The fire fighting accident from which respondent’s injury resulted occurred at approximately 3:00 p. m. on February 15, 1958, and at 12:30 p. m. on February 17, 1958, respondent reported his injury. The jury found in answer to Special Issue No. 6 (of which issue petitioner complains) that respondent reported his injury within 24 hours after it became apparent to him that his injury was of sufficient seriousness to report.

It appears, as found by the Court of Civil Appeals, that respondent felt no pain when one of his legs went through the burned floor of the building while fighting the fire and he paid little attention to the accident; that the injury was not to respondent’s leg, but his back became sore and painful some 40 hours later, whereupon, after consulting a doctor, respondent immediately reported the injury to his superior.

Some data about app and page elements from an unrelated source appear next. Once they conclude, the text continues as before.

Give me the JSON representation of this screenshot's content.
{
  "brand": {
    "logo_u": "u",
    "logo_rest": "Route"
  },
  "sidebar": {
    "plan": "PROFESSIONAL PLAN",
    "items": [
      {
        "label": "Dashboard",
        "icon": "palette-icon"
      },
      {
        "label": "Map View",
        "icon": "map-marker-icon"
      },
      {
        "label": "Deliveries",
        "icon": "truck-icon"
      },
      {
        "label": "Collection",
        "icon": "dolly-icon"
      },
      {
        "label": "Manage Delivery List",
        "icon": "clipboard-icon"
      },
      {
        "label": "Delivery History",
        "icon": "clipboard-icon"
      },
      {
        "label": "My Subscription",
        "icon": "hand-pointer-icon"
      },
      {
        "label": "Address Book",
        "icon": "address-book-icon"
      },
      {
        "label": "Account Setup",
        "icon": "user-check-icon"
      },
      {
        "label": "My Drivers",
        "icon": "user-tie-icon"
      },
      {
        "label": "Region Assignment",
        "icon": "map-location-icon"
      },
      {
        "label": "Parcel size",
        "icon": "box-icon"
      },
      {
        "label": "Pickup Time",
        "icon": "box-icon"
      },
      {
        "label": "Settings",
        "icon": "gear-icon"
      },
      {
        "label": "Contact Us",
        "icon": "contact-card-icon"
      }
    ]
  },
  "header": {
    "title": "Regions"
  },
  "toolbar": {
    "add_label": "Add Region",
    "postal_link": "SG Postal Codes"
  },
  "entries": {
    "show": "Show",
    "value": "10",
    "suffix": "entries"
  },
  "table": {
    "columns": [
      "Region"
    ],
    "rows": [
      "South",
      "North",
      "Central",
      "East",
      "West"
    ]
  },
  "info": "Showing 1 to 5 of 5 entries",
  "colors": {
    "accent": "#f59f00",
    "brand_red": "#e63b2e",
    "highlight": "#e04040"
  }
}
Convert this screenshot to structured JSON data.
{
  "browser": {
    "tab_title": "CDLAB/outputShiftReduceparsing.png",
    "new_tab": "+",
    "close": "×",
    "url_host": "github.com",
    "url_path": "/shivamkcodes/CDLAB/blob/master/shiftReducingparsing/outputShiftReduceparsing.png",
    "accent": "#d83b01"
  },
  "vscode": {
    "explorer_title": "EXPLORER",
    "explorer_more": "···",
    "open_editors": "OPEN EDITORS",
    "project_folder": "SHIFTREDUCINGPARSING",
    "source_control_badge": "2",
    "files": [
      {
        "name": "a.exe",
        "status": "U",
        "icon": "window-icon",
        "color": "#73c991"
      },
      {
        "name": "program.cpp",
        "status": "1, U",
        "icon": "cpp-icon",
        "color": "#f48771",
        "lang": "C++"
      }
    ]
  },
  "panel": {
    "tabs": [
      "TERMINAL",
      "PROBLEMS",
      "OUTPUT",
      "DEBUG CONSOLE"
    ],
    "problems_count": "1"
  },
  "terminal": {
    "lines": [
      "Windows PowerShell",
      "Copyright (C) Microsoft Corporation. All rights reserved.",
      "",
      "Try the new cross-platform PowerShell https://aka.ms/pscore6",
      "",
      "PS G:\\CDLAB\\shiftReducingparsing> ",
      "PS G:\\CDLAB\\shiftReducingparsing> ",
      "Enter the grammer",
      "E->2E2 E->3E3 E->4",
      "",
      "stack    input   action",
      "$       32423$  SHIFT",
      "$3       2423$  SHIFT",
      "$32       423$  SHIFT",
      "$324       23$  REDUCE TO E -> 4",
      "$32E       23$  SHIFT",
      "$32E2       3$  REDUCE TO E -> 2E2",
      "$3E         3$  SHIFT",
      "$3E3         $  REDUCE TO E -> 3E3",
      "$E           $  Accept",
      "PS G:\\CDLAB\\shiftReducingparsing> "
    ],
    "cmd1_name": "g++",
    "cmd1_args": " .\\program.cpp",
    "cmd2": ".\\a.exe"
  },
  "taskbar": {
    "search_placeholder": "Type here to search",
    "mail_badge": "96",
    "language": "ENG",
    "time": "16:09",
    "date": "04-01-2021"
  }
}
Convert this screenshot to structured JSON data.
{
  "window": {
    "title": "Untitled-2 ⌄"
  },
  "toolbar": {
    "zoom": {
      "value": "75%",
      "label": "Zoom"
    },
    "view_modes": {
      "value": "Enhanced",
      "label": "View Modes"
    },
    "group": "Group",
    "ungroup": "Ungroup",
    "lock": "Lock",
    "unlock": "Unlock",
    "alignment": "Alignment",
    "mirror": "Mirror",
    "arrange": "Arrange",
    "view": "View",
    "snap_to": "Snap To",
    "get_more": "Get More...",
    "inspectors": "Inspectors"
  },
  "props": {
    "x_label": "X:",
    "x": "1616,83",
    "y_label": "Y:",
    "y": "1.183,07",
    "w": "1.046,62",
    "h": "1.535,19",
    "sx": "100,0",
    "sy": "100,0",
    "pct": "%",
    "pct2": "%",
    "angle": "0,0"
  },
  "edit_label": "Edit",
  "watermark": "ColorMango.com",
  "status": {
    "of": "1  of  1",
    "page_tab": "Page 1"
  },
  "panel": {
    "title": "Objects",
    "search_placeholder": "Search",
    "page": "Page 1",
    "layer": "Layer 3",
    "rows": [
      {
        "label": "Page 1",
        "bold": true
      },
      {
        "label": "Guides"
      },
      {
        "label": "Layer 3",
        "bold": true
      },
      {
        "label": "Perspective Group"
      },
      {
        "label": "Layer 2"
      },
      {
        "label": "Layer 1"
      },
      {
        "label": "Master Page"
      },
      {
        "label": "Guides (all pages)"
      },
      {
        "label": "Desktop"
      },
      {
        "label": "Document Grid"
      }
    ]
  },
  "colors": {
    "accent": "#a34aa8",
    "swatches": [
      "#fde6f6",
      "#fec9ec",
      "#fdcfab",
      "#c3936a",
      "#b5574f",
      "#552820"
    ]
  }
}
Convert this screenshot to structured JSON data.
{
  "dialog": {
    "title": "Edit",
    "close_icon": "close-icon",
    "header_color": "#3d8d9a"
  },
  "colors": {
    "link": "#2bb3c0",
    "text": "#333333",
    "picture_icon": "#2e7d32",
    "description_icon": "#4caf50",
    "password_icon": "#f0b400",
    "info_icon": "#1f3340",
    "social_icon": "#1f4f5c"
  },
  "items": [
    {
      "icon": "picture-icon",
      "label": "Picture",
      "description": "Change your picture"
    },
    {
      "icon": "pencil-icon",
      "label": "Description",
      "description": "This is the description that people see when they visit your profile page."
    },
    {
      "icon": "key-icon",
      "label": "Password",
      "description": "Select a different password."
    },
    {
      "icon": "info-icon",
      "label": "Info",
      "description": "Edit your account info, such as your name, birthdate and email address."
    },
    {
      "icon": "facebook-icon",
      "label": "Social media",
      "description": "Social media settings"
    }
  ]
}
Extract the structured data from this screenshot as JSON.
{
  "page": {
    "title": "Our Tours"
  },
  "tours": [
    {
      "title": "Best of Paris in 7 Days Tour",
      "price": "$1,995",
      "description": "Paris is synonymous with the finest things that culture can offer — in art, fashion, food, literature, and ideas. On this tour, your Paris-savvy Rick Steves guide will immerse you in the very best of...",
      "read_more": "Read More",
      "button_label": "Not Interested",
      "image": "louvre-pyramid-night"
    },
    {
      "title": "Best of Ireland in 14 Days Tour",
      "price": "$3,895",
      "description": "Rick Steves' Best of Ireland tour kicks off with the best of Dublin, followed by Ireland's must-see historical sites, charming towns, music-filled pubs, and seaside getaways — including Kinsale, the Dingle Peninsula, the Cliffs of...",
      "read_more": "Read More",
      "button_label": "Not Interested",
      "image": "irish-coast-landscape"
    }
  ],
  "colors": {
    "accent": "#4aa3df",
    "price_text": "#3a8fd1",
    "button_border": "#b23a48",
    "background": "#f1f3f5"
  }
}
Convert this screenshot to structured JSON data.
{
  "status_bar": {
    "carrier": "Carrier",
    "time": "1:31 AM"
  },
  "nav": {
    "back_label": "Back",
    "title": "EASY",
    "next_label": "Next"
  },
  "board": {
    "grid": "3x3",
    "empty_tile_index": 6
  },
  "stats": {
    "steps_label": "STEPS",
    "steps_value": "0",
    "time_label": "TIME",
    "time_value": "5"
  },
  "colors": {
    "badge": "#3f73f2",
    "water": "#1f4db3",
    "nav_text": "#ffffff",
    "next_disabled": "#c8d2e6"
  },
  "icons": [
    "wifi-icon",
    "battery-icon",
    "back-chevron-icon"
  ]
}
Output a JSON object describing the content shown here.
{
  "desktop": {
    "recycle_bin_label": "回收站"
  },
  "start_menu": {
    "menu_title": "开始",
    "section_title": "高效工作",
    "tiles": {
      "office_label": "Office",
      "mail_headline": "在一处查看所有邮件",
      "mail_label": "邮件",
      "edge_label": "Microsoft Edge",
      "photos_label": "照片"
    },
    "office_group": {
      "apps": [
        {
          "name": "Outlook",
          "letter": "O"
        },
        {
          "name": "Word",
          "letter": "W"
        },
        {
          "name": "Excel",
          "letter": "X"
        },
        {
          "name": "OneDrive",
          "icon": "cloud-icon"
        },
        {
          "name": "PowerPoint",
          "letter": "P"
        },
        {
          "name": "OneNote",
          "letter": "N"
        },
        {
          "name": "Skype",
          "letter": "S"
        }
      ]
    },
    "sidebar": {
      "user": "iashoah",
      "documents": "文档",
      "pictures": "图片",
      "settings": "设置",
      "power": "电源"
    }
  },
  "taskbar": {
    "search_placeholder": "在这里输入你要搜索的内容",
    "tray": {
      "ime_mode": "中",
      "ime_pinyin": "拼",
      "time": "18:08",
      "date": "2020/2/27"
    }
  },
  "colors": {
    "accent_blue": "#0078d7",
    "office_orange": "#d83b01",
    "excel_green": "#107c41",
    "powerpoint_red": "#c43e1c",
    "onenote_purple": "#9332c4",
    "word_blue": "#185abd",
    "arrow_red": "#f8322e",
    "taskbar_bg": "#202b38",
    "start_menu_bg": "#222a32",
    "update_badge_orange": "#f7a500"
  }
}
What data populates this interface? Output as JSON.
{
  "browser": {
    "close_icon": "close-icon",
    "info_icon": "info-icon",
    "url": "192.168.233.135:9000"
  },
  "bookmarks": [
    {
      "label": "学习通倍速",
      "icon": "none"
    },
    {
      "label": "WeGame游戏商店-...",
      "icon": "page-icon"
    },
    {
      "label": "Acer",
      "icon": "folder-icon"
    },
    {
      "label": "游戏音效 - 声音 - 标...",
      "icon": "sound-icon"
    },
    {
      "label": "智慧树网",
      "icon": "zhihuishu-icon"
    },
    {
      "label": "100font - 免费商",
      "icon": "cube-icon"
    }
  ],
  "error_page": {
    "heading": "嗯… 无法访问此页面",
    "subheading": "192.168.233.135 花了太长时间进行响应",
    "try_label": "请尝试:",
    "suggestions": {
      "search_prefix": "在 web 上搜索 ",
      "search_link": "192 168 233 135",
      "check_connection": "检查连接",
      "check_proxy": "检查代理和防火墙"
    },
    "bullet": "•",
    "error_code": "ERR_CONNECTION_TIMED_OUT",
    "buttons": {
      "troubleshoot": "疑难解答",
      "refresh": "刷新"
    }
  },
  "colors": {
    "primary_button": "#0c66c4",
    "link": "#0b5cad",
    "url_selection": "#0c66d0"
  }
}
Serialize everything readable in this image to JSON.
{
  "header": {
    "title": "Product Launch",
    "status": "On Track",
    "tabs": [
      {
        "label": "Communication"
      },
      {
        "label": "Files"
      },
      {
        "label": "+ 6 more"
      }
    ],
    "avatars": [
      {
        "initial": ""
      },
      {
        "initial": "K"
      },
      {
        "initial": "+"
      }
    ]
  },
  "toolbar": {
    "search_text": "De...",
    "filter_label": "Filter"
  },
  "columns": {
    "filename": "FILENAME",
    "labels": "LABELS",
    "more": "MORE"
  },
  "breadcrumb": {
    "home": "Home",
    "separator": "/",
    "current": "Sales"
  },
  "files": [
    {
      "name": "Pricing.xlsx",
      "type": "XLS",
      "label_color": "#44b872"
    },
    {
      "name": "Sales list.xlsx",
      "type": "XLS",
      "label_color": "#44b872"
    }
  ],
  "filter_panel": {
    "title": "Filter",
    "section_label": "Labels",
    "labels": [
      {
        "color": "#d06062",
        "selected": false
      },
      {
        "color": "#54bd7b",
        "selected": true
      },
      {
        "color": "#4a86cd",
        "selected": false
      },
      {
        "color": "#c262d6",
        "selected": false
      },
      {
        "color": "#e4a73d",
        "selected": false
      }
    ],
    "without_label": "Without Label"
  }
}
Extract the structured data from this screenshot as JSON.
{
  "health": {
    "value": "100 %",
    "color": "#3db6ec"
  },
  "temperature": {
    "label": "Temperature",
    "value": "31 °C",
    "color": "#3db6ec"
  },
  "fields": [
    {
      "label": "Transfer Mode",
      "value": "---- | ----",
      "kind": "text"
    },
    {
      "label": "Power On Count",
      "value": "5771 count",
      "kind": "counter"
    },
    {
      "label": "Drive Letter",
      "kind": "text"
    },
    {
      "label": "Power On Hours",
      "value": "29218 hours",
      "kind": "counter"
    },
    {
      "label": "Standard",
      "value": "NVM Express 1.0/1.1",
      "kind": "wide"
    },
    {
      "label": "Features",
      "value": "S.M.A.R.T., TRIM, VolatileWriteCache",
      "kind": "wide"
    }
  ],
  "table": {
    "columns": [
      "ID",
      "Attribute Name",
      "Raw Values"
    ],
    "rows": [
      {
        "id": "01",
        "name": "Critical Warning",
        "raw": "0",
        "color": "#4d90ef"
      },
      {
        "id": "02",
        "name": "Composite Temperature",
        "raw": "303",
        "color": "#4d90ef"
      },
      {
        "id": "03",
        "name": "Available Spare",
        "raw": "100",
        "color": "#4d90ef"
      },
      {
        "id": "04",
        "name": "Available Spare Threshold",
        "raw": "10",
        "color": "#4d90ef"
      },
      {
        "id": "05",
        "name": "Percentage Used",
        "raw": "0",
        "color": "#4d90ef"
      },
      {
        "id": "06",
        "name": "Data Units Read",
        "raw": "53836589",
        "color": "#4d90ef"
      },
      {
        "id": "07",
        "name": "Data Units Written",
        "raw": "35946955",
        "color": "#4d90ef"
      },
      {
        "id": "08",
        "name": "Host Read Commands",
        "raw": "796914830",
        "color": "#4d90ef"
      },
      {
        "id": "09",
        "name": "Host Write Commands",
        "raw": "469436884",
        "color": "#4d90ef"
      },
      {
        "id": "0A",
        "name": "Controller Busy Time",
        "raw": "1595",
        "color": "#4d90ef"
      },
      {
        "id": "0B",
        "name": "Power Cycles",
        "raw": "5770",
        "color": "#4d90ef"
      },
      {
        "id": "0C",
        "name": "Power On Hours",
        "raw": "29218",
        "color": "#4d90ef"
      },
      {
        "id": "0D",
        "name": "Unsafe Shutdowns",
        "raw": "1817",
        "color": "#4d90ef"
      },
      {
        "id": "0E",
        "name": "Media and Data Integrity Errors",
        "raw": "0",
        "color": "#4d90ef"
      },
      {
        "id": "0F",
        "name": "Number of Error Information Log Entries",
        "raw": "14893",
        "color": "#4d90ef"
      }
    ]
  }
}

We hold that the application of Section 6.8b as a bar to respondent’s statutory **676 injury leave benefits, as contended by petitioner, would be unreasonable, and, further, that the submission of Special Issue No. 6 was proper. See in this connection City of Waco v. Landingham, 138 Tex. 156, 157 S.W.2d 631.

Petitioner also complains of the submission of Special Issues Nos. 3 and 5, which were as follows:

*116 ‘Special Issue No. 3: Do you find from a preponderance of the evidence that all of the work days missed by Phipps between February 17, 1958, and April 24, 1958, resulted from said injury, if you have found that he was injured? Answer ‘yes’ or ‘no.“

‘Special Issue No. 5. Do you find from a preponderance of the evidence that the period between February 17, 1958, and April 24, 1958, during which Plaintiff was absent from work as a result of his injury previously inquired about, were periods of time which are commensurate with the nature of such injury received while in the line of duty, if you have found such an injury?

‘Answer ‘yes’ or ‘no.’ In connection with the foregoing Special Issue you are instructed by the term ‘commensurate period’ is meant a period of time which is reasonably necessary under the circumstances inquired about.’

Petitioner asserts that Special Issue No. 3 suggested what its answer should be, and that Special Issue No. 5 is duplicitous, was confusing to the jury, and was not supported by the evidence.

We perceive no suggestion in Issue No. 3 adverse to petitioner; as a matter of fact, and as pointed out by the Court of Civil Appeals, the issue as framed could have been to the advantage of petitioner in requiring the jury to find that without exception every work day missed by respondent for the period in question resulted from his injury.

Issue No. 5 related to and was conditioned upon the answer of the jury to Issue No. 3, and as such the issue was not error as duplicitous. It was framed to reach the correlative statutory provision that injury leave benefits are limited to a period of time commensurate with the nature of the injury. We see no serious basis for jury confusion in the wording of the Issue, and agree with the Court of Civil Appeals in its analysis of the evidence supporting the affirmative jury finding.

The judgment of the Court of Civil Appeals is affirmed.

End of Document